_What you should do_
Select the lines below containing the word "filename".

━━━━━ Data extract

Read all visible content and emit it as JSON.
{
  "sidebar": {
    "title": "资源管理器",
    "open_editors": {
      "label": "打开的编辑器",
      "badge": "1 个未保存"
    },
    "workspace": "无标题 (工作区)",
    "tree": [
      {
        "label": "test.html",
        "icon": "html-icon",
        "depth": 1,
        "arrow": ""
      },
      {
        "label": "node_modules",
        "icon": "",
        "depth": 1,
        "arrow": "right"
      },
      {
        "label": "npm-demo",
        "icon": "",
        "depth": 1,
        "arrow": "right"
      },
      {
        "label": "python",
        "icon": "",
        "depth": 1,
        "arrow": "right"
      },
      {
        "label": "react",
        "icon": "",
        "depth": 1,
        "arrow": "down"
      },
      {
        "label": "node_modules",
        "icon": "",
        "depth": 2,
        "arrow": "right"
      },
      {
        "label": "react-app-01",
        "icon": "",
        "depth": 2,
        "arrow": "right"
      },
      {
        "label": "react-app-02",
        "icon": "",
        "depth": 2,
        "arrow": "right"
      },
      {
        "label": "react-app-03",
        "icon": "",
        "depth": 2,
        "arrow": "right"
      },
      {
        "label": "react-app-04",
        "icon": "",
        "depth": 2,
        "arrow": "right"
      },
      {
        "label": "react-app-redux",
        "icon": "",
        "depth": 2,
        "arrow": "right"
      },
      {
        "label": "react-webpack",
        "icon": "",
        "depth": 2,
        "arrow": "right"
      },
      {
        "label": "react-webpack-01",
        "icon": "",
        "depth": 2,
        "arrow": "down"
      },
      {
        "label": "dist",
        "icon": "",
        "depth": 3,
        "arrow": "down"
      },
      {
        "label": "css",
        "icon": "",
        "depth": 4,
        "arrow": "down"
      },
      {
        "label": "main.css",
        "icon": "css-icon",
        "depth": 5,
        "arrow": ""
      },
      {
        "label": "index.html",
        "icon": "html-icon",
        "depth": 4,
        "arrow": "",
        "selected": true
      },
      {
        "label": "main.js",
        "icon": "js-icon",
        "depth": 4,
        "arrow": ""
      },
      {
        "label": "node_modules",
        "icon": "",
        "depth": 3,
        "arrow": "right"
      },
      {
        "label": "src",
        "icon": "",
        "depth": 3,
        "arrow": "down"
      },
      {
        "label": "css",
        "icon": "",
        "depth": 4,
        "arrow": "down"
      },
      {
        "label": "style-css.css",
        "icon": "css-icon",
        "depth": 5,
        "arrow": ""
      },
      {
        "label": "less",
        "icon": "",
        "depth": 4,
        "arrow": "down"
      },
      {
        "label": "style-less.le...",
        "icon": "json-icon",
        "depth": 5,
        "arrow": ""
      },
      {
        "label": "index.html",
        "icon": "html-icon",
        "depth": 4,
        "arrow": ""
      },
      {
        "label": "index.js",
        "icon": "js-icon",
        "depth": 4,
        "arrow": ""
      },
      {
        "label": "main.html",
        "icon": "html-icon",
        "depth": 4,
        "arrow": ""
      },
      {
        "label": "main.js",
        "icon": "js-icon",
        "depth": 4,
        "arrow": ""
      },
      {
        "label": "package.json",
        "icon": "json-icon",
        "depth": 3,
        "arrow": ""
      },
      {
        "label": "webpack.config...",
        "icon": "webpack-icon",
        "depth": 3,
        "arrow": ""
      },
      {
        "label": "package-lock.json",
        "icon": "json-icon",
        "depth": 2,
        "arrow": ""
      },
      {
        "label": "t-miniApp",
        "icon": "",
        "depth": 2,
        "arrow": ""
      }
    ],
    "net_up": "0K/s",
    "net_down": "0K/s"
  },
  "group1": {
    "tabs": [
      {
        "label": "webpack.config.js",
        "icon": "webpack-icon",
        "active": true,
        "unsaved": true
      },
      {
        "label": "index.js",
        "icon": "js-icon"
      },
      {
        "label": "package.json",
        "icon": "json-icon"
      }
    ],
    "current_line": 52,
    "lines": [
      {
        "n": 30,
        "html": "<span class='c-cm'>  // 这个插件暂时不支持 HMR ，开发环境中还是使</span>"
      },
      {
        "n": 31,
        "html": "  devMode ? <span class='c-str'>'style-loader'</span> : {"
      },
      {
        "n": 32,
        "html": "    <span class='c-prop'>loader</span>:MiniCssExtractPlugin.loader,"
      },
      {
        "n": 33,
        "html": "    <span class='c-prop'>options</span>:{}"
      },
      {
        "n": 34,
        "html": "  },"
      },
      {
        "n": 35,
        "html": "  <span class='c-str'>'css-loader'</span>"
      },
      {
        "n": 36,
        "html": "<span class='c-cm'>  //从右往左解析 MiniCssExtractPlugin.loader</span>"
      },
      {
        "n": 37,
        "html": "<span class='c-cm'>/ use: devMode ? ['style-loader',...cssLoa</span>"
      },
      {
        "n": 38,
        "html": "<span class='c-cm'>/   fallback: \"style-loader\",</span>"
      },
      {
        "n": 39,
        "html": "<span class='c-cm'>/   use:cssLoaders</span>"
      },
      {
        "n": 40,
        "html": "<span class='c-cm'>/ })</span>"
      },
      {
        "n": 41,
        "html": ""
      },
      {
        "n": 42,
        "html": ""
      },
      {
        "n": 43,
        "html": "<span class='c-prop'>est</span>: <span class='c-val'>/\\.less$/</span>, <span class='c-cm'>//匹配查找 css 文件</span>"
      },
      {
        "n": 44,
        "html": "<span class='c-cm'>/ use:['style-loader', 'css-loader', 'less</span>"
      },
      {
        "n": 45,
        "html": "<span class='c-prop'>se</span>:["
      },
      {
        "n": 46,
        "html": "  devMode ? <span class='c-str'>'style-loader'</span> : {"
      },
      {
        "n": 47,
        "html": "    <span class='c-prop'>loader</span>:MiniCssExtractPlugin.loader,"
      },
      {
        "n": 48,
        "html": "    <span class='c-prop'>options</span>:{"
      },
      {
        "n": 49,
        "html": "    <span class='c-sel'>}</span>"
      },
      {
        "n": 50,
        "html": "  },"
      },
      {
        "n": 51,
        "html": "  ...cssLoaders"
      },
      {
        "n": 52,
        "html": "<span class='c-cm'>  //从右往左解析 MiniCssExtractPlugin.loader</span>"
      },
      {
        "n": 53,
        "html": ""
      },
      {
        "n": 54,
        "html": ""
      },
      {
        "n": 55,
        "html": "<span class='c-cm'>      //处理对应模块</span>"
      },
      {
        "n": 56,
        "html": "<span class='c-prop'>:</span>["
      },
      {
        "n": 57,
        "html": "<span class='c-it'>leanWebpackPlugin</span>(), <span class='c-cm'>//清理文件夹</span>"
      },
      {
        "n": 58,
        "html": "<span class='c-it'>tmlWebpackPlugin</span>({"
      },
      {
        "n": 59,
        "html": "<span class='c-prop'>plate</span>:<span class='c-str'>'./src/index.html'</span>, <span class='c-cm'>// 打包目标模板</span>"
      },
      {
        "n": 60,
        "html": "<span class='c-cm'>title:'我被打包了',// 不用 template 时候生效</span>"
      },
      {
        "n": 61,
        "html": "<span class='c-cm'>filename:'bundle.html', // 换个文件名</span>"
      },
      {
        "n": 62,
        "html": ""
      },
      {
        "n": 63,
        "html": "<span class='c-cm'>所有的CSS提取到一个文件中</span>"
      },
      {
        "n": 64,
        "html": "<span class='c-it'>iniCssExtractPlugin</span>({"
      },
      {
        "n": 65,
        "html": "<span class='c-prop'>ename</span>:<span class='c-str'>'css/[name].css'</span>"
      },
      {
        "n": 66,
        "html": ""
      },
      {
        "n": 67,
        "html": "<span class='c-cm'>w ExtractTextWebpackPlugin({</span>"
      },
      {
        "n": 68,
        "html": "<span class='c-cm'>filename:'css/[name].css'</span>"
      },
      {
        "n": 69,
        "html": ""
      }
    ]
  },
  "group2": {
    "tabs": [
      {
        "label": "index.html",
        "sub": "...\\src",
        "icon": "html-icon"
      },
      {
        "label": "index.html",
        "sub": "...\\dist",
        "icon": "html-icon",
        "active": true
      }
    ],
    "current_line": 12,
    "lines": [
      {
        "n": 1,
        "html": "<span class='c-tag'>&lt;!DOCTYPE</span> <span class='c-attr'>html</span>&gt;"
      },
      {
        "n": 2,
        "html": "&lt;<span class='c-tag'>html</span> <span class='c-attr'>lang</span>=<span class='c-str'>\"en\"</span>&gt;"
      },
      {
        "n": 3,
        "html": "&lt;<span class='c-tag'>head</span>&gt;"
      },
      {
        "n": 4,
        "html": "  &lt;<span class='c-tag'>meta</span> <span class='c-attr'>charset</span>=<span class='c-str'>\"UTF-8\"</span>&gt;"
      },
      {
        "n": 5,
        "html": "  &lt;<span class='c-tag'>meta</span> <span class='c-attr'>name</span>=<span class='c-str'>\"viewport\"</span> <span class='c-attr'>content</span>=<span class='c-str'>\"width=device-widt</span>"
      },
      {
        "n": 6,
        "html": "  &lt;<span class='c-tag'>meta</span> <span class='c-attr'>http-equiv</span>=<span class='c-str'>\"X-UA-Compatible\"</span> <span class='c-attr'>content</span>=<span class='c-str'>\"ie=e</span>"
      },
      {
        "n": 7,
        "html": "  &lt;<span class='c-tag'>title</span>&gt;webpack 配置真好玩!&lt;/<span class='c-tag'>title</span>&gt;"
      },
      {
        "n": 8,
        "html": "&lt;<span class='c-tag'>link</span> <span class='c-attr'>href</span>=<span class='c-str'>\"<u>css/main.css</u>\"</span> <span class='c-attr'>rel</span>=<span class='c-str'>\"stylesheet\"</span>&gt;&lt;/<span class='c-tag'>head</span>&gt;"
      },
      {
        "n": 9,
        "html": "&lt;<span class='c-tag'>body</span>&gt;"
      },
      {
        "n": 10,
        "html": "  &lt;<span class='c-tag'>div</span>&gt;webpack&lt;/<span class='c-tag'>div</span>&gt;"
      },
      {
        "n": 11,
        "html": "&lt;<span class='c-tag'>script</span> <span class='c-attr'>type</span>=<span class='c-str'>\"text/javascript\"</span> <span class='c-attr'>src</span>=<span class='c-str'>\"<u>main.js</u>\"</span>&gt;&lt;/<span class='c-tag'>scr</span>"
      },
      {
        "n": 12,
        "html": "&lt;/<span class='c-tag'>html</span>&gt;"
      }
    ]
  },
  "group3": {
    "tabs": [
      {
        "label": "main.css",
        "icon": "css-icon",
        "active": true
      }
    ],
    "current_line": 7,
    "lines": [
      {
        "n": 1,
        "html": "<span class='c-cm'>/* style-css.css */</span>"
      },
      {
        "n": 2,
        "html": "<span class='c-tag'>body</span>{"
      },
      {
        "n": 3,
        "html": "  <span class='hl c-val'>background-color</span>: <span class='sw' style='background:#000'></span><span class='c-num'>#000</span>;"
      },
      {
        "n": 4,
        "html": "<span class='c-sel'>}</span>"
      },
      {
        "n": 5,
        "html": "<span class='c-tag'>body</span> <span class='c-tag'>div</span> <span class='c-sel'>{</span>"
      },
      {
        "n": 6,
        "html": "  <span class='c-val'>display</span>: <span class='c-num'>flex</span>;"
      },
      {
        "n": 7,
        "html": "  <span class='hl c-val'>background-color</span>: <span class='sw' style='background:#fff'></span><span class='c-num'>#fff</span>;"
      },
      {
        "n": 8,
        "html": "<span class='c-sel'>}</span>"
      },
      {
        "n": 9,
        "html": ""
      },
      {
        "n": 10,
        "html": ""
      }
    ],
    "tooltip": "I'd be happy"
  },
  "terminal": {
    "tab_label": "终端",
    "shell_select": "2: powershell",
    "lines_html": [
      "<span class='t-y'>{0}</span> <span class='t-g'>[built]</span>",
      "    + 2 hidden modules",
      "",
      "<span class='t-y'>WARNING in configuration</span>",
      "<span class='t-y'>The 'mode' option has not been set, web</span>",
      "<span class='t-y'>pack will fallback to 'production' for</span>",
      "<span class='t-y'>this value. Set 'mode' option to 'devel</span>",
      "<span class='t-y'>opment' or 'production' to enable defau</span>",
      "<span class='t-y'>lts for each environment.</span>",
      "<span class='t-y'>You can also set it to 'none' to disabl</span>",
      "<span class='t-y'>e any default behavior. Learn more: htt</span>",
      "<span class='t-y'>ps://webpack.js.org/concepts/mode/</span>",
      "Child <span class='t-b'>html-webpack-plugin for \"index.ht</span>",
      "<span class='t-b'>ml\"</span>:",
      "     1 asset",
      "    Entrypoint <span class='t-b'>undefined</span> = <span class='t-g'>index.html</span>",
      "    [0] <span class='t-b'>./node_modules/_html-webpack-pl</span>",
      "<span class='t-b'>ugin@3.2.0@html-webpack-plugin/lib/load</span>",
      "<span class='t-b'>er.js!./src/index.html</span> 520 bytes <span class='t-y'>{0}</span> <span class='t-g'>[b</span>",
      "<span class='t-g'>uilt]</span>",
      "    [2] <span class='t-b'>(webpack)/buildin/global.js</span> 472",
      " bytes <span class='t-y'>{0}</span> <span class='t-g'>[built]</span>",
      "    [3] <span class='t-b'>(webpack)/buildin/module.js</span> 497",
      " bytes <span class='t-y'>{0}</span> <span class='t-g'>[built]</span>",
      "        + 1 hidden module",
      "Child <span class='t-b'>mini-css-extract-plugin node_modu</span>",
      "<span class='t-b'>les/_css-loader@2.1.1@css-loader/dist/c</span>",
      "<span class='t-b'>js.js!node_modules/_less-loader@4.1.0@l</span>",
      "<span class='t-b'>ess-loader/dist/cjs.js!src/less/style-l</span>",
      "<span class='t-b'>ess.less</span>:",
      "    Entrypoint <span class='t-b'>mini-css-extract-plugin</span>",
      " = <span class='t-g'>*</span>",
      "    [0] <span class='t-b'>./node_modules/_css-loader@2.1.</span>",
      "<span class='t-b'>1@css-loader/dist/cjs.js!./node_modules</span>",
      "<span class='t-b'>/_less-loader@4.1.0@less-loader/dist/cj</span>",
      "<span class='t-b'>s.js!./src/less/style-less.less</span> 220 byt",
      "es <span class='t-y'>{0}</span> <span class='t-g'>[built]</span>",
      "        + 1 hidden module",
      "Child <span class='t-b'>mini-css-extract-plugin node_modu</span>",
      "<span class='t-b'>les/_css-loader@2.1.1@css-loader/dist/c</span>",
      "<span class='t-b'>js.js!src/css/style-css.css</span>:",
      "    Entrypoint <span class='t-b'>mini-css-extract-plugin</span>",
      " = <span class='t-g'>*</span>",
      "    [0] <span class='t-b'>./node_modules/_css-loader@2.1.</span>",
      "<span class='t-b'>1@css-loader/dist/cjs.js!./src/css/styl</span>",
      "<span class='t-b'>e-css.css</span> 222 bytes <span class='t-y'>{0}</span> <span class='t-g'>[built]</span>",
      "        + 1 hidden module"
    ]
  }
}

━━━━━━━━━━

_Answer_
        "html": "<span class='c-cm'>filename:'bundle.html', // 换个文件名</span>"
        "html": "<span class='c-cm'>filename:'css/[name].css'</span>"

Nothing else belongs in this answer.